**Goal of the exercise**
Since pictures are not wanted, repeat only the text of the records, word for word.

**Study material**
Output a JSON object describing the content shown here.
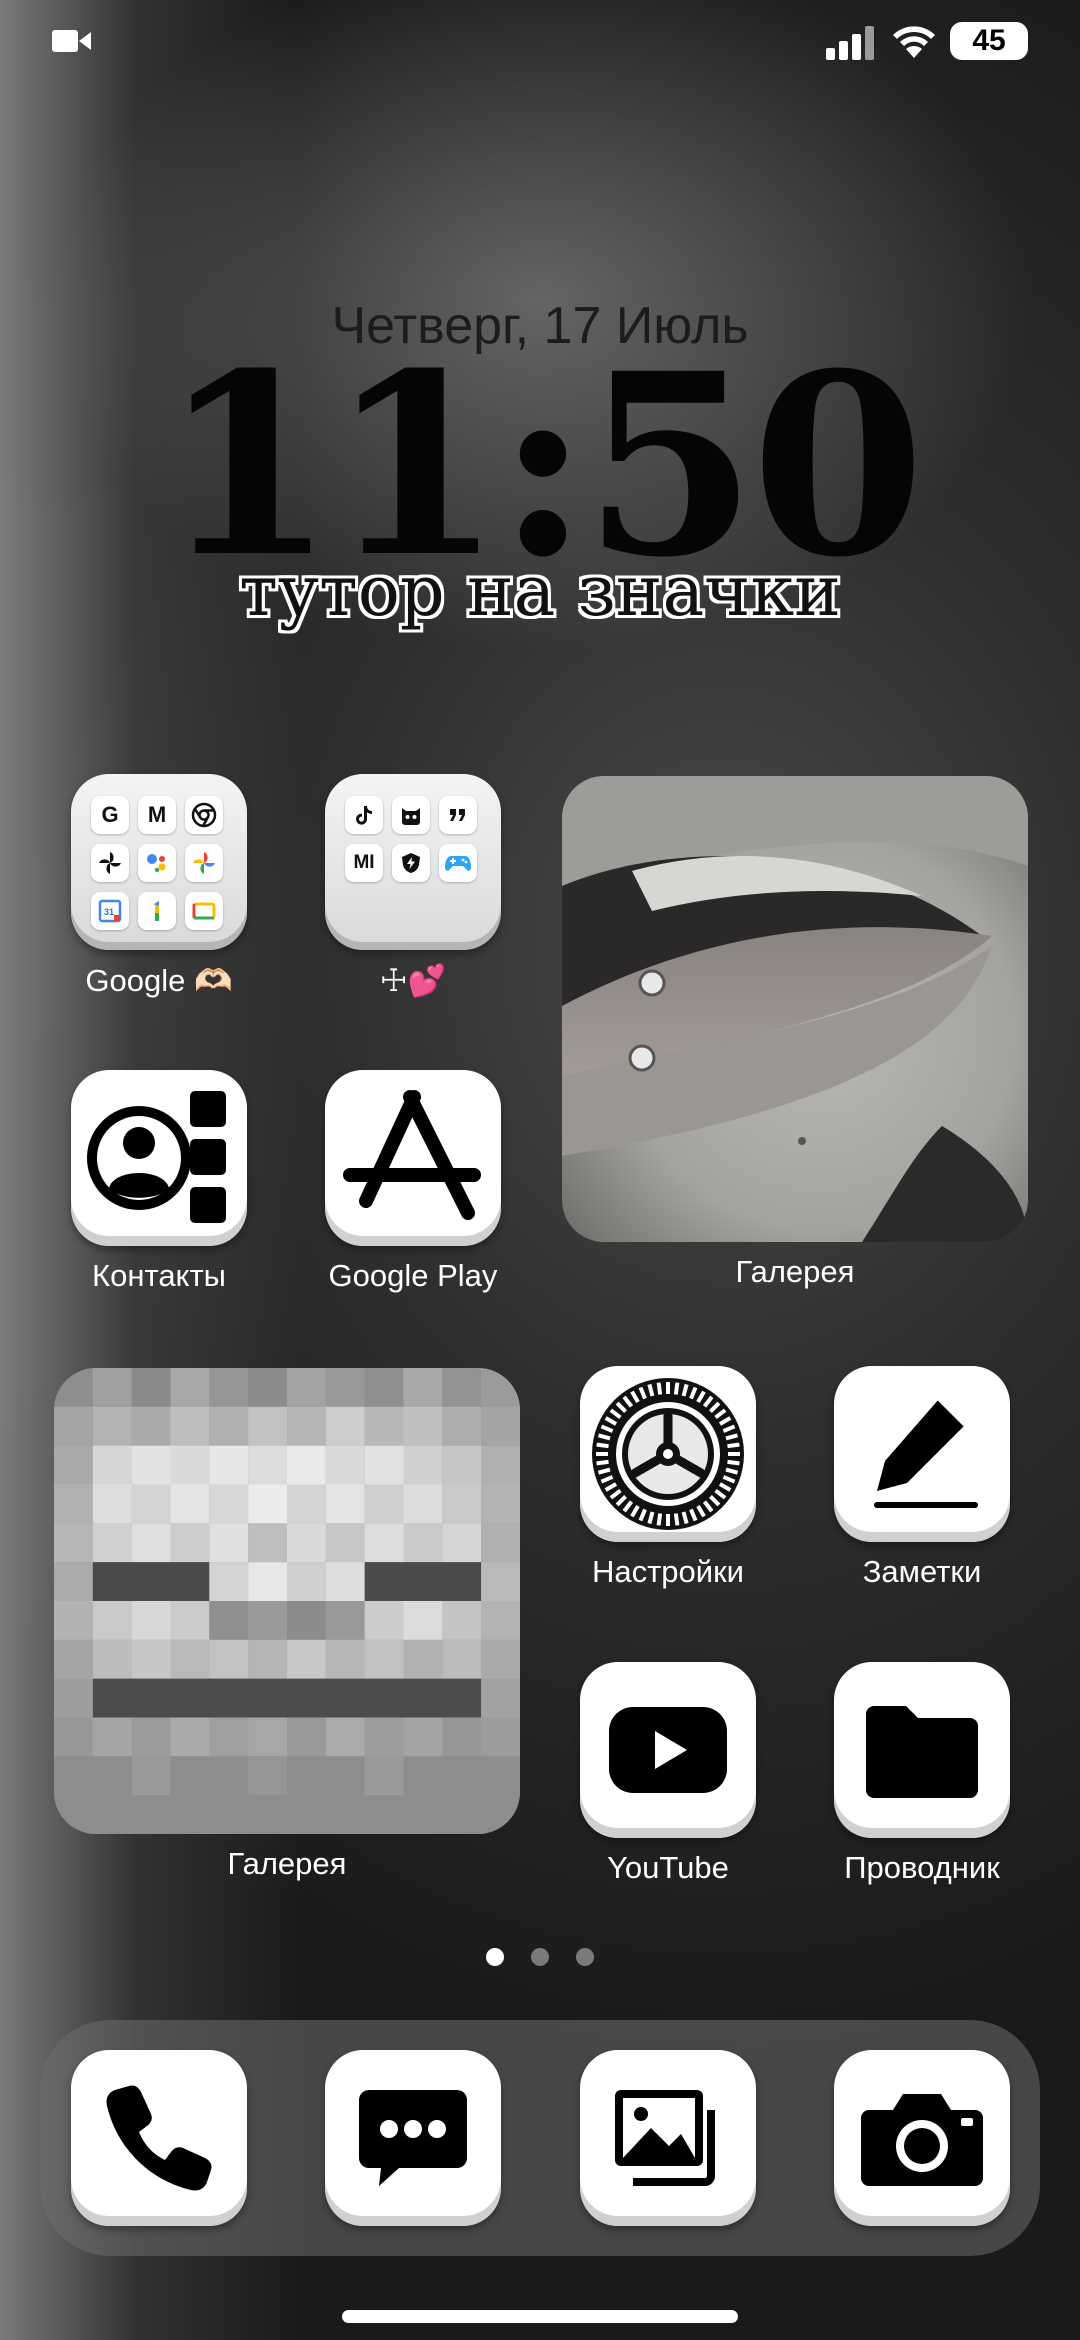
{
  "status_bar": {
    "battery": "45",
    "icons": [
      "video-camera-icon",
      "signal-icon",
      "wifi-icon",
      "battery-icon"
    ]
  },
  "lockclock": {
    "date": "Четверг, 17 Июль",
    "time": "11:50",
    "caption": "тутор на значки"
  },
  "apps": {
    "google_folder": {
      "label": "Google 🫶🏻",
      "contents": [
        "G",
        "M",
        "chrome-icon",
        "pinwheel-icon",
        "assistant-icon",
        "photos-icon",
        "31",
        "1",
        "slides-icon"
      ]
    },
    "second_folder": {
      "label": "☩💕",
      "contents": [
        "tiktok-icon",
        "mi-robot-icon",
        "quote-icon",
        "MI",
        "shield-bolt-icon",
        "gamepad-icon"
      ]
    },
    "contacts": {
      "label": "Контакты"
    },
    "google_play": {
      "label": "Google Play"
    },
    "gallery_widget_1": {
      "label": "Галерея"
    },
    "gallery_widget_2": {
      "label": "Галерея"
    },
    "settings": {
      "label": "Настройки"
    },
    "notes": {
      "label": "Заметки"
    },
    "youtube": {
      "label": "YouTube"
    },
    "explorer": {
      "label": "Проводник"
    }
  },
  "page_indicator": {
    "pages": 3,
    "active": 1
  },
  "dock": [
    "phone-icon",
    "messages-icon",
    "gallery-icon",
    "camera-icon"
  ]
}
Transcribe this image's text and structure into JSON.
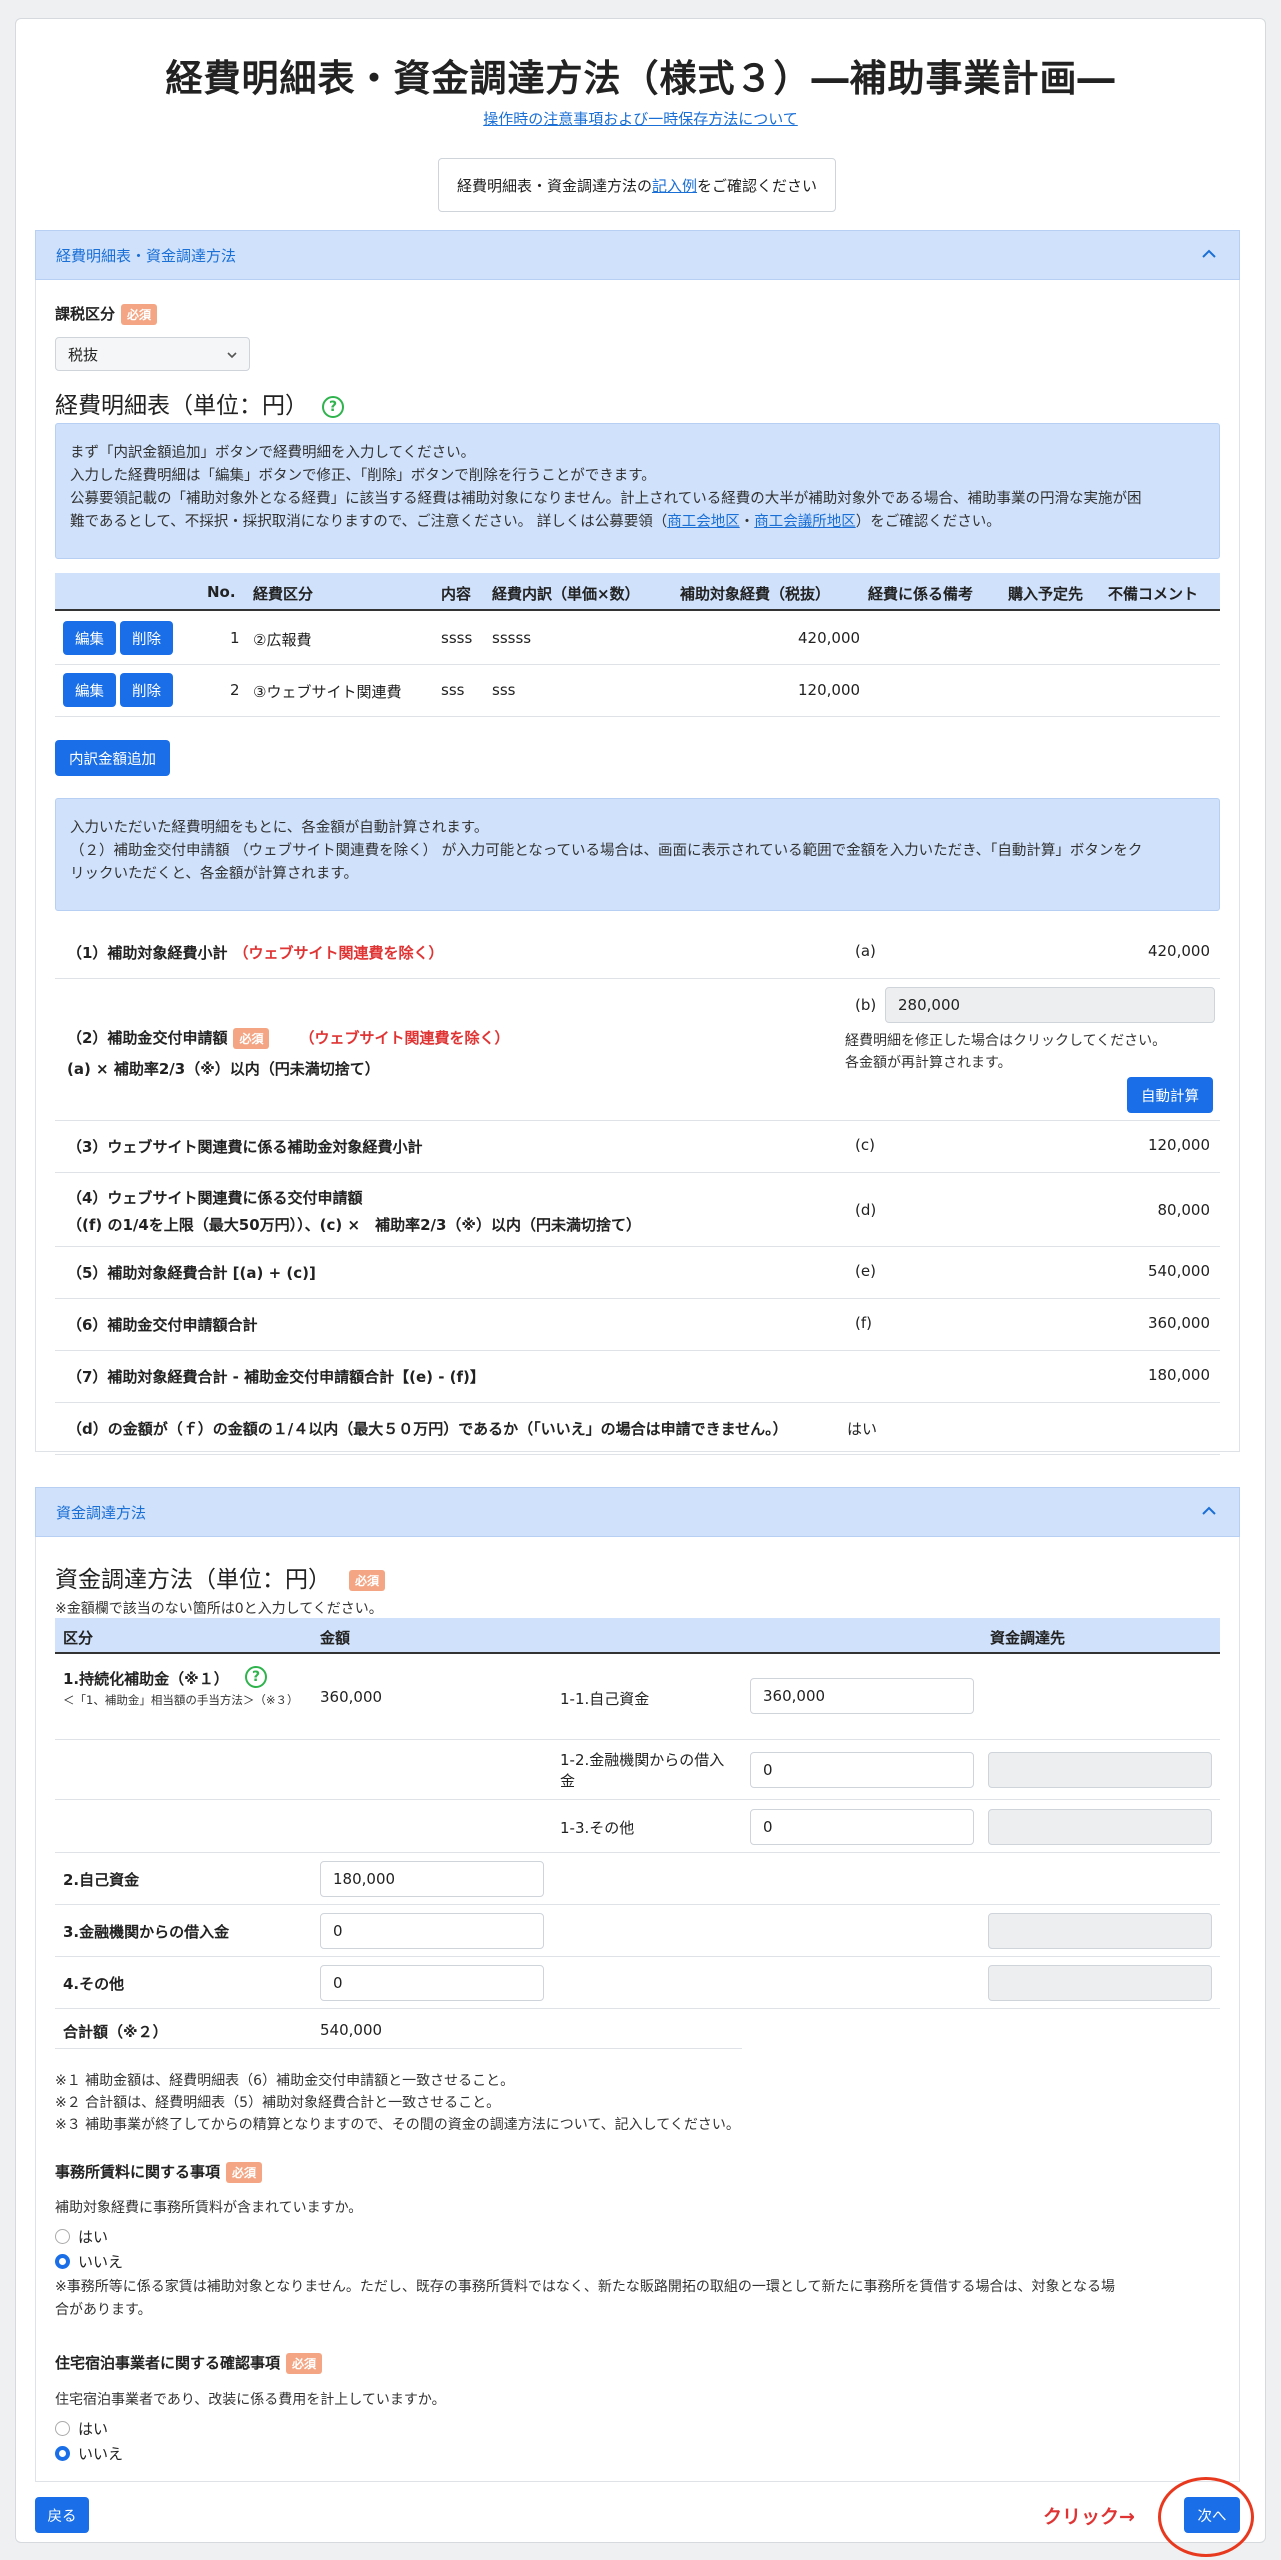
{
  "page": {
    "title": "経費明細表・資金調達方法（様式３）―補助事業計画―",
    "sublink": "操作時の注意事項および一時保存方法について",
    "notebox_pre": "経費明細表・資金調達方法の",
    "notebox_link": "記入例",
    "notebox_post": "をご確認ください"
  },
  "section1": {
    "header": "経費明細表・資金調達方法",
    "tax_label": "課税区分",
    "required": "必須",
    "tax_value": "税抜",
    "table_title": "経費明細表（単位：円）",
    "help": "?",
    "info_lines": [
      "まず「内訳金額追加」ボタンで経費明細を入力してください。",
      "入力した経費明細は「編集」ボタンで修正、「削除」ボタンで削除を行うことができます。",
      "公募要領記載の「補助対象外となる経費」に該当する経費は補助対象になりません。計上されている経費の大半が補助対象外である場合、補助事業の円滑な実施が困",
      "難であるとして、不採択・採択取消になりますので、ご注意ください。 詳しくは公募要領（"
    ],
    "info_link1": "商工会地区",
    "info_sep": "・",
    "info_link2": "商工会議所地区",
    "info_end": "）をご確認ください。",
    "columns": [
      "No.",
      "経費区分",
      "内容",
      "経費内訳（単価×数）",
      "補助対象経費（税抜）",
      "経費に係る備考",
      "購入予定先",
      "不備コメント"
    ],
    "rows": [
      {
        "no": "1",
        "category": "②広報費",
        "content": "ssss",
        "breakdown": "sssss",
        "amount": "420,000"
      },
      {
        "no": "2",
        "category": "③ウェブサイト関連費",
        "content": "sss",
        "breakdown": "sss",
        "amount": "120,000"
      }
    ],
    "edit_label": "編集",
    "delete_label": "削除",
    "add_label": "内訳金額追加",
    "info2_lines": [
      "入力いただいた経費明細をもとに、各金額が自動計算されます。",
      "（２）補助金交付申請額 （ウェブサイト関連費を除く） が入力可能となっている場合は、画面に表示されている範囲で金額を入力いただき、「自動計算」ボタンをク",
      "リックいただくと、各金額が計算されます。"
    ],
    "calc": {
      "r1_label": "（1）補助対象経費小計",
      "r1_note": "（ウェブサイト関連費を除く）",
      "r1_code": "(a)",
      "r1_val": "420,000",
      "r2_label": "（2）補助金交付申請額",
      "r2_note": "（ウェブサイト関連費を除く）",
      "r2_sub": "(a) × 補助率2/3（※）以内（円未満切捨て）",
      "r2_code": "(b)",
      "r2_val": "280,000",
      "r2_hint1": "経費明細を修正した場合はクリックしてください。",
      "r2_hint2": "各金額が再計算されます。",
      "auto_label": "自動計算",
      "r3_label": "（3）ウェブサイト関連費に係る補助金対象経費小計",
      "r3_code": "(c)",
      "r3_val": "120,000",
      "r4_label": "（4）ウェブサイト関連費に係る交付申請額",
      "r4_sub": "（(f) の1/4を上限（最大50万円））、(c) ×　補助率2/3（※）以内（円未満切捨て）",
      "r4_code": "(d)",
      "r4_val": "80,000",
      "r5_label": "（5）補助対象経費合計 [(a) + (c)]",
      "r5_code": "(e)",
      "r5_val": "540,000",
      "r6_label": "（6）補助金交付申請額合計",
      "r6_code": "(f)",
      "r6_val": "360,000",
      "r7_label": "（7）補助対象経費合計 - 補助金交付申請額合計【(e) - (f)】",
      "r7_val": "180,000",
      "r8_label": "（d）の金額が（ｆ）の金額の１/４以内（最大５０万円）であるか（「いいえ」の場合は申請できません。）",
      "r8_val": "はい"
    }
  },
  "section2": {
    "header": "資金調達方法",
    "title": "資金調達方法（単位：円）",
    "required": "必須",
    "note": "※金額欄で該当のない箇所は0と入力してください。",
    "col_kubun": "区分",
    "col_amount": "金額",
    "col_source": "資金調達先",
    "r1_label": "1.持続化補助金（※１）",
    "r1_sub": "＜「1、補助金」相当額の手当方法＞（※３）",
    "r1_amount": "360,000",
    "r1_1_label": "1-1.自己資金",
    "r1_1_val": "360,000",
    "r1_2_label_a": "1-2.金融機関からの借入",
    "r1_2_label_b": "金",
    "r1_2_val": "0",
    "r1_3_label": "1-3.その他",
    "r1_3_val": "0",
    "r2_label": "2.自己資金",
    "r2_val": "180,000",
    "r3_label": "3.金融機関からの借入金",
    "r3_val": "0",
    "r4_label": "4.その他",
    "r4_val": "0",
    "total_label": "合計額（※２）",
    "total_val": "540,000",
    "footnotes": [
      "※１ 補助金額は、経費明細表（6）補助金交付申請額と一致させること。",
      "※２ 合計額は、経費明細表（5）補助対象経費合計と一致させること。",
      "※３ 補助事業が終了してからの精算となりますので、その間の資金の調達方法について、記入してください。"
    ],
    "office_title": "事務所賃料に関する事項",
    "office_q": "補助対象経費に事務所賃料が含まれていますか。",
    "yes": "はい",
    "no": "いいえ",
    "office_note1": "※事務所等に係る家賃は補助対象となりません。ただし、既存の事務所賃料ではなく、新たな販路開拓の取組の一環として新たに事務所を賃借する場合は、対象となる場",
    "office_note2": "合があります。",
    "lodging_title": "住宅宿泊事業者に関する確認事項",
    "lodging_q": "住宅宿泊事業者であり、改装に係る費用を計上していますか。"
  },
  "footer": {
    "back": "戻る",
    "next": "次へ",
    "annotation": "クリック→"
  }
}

**Answer to the problem**
Output a JSON object describing the content shown here.
{
  "status_bar": {
    "battery": "45",
    "icons": [
      "video-camera-icon",
      "signal-icon",
      "wifi-icon",
      "battery-icon"
    ]
  },
  "lockclock": {
    "date": "Четверг, 17 Июль",
    "time": "11:50",
    "caption": "тутор на значки"
  },
  "apps": {
    "google_folder": {
      "label": "Google 🫶🏻",
      "contents": [
        "G",
        "M",
        "chrome-icon",
        "pinwheel-icon",
        "assistant-icon",
        "photos-icon",
        "31",
        "1",
        "slides-icon"
      ]
    },
    "second_folder": {
      "label": "☩💕",
      "contents": [
        "tiktok-icon",
        "mi-robot-icon",
        "quote-icon",
        "MI",
        "shield-bolt-icon",
        "gamepad-icon"
      ]
    },
    "contacts": {
      "label": "Контакты"
    },
    "google_play": {
      "label": "Google Play"
    },
    "gallery_widget_1": {
      "label": "Галерея"
    },
    "gallery_widget_2": {
      "label": "Галерея"
    },
    "settings": {
      "label": "Настройки"
    },
    "notes": {
      "label": "Заметки"
    },
    "youtube": {
      "label": "YouTube"
    },
    "explorer": {
      "label": "Проводник"
    }
  },
  "page_indicator": {
    "pages": 3,
    "active": 1
  },
  "dock": [
    "phone-icon",
    "messages-icon",
    "gallery-icon",
    "camera-icon"
  ]
}
Transcribe this image's text and structure into JSON.
{
  "page": {
    "title": "経費明細表・資金調達方法（様式３）―補助事業計画―",
    "sublink": "操作時の注意事項および一時保存方法について",
    "notebox_pre": "経費明細表・資金調達方法の",
    "notebox_link": "記入例",
    "notebox_post": "をご確認ください"
  },
  "section1": {
    "header": "経費明細表・資金調達方法",
    "tax_label": "課税区分",
    "required": "必須",
    "tax_value": "税抜",
    "table_title": "経費明細表（単位：円）",
    "help": "?",
    "info_lines": [
      "まず「内訳金額追加」ボタンで経費明細を入力してください。",
      "入力した経費明細は「編集」ボタンで修正、「削除」ボタンで削除を行うことができます。",
      "公募要領記載の「補助対象外となる経費」に該当する経費は補助対象になりません。計上されている経費の大半が補助対象外である場合、補助事業の円滑な実施が困",
      "難であるとして、不採択・採択取消になりますので、ご注意ください。 詳しくは公募要領（"
    ],
    "info_link1": "商工会地区",
    "info_sep": "・",
    "info_link2": "商工会議所地区",
    "info_end": "）をご確認ください。",
    "columns": [
      "No.",
      "経費区分",
      "内容",
      "経費内訳（単価×数）",
      "補助対象経費（税抜）",
      "経費に係る備考",
      "購入予定先",
      "不備コメント"
    ],
    "rows": [
      {
        "no": "1",
        "category": "②広報費",
        "content": "ssss",
        "breakdown": "sssss",
        "amount": "420,000"
      },
      {
        "no": "2",
        "category": "③ウェブサイト関連費",
        "content": "sss",
        "breakdown": "sss",
        "amount": "120,000"
      }
    ],
    "edit_label": "編集",
    "delete_label": "削除",
    "add_label": "内訳金額追加",
    "info2_lines": [
      "入力いただいた経費明細をもとに、各金額が自動計算されます。",
      "（２）補助金交付申請額 （ウェブサイト関連費を除く） が入力可能となっている場合は、画面に表示されている範囲で金額を入力いただき、「自動計算」ボタンをク",
      "リックいただくと、各金額が計算されます。"
    ],
    "calc": {
      "r1_label": "（1）補助対象経費小計",
      "r1_note": "（ウェブサイト関連費を除く）",
      "r1_code": "(a)",
      "r1_val": "420,000",
      "r2_label": "（2）補助金交付申請額",
      "r2_note": "（ウェブサイト関連費を除く）",
      "r2_sub": "(a) × 補助率2/3（※）以内（円未満切捨て）",
      "r2_code": "(b)",
      "r2_val": "280,000",
      "r2_hint1": "経費明細を修正した場合はクリックしてください。",
      "r2_hint2": "各金額が再計算されます。",
      "auto_label": "自動計算",
      "r3_label": "（3）ウェブサイト関連費に係る補助金対象経費小計",
      "r3_code": "(c)",
      "r3_val": "120,000",
      "r4_label": "（4）ウェブサイト関連費に係る交付申請額",
      "r4_sub": "（(f) の1/4を上限（最大50万円））、(c) ×　補助率2/3（※）以内（円未満切捨て）",
      "r4_code": "(d)",
      "r4_val": "80,000",
      "r5_label": "（5）補助対象経費合計 [(a) + (c)]",
      "r5_code": "(e)",
      "r5_val": "540,000",
      "r6_label": "（6）補助金交付申請額合計",
      "r6_code": "(f)",
      "r6_val": "360,000",
      "r7_label": "（7）補助対象経費合計 - 補助金交付申請額合計【(e) - (f)】",
      "r7_val": "180,000",
      "r8_label": "（d）の金額が（ｆ）の金額の１/４以内（最大５０万円）であるか（「いいえ」の場合は申請できません。）",
      "r8_val": "はい"
    }
  },
  "section2": {
    "header": "資金調達方法",
    "title": "資金調達方法（単位：円）",
    "required": "必須",
    "note": "※金額欄で該当のない箇所は0と入力してください。",
    "col_kubun": "区分",
    "col_amount": "金額",
    "col_source": "資金調達先",
    "r1_label": "1.持続化補助金（※１）",
    "r1_sub": "＜「1、補助金」相当額の手当方法＞（※３）",
    "r1_amount": "360,000",
    "r1_1_label": "1-1.自己資金",
    "r1_1_val": "360,000",
    "r1_2_label_a": "1-2.金融機関からの借入",
    "r1_2_label_b": "金",
    "r1_2_val": "0",
    "r1_3_label": "1-3.その他",
    "r1_3_val": "0",
    "r2_label": "2.自己資金",
    "r2_val": "180,000",
    "r3_label": "3.金融機関からの借入金",
    "r3_val": "0",
    "r4_label": "4.その他",
    "r4_val": "0",
    "total_label": "合計額（※２）",
    "total_val": "540,000",
    "footnotes": [
      "※１ 補助金額は、経費明細表（6）補助金交付申請額と一致させること。",
      "※２ 合計額は、経費明細表（5）補助対象経費合計と一致させること。",
      "※３ 補助事業が終了してからの精算となりますので、その間の資金の調達方法について、記入してください。"
    ],
    "office_title": "事務所賃料に関する事項",
    "office_q": "補助対象経費に事務所賃料が含まれていますか。",
    "yes": "はい",
    "no": "いいえ",
    "office_note1": "※事務所等に係る家賃は補助対象となりません。ただし、既存の事務所賃料ではなく、新たな販路開拓の取組の一環として新たに事務所を賃借する場合は、対象となる場",
    "office_note2": "合があります。",
    "lodging_title": "住宅宿泊事業者に関する確認事項",
    "lodging_q": "住宅宿泊事業者であり、改装に係る費用を計上していますか。"
  },
  "footer": {
    "back": "戻る",
    "next": "次へ",
    "annotation": "クリック→"
  }
}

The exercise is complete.